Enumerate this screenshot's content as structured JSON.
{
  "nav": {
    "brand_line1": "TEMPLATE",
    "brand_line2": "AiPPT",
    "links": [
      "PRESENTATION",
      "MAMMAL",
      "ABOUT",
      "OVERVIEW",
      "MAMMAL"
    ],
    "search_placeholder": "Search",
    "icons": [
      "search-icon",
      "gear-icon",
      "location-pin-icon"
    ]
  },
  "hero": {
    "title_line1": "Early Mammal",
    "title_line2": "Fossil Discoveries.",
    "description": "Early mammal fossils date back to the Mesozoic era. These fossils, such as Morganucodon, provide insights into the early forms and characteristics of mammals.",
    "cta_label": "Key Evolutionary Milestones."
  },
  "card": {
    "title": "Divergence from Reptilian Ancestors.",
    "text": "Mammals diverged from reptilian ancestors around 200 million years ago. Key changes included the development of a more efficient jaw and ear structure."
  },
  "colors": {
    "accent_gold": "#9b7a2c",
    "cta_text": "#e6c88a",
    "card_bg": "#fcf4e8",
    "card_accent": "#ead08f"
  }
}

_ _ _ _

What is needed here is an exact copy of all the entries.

[RESPONSE BELOW]:
Enumerate this screenshot's content as structured JSON.
{
  "nav": {
    "brand_line1": "TEMPLATE",
    "brand_line2": "AiPPT",
    "links": [
      "PRESENTATION",
      "MAMMAL",
      "ABOUT",
      "OVERVIEW",
      "MAMMAL"
    ],
    "search_placeholder": "Search",
    "icons": [
      "search-icon",
      "gear-icon",
      "location-pin-icon"
    ]
  },
  "hero": {
    "title_line1": "Early Mammal",
    "title_line2": "Fossil Discoveries.",
    "description": "Early mammal fossils date back to the Mesozoic era. These fossils, such as Morganucodon, provide insights into the early forms and characteristics of mammals.",
    "cta_label": "Key Evolutionary Milestones."
  },
  "card": {
    "title": "Divergence from Reptilian Ancestors.",
    "text": "Mammals diverged from reptilian ancestors around 200 million years ago. Key changes included the development of a more efficient jaw and ear structure."
  },
  "colors": {
    "accent_gold": "#9b7a2c",
    "cta_text": "#e6c88a",
    "card_bg": "#fcf4e8",
    "card_accent": "#ead08f"
  }
}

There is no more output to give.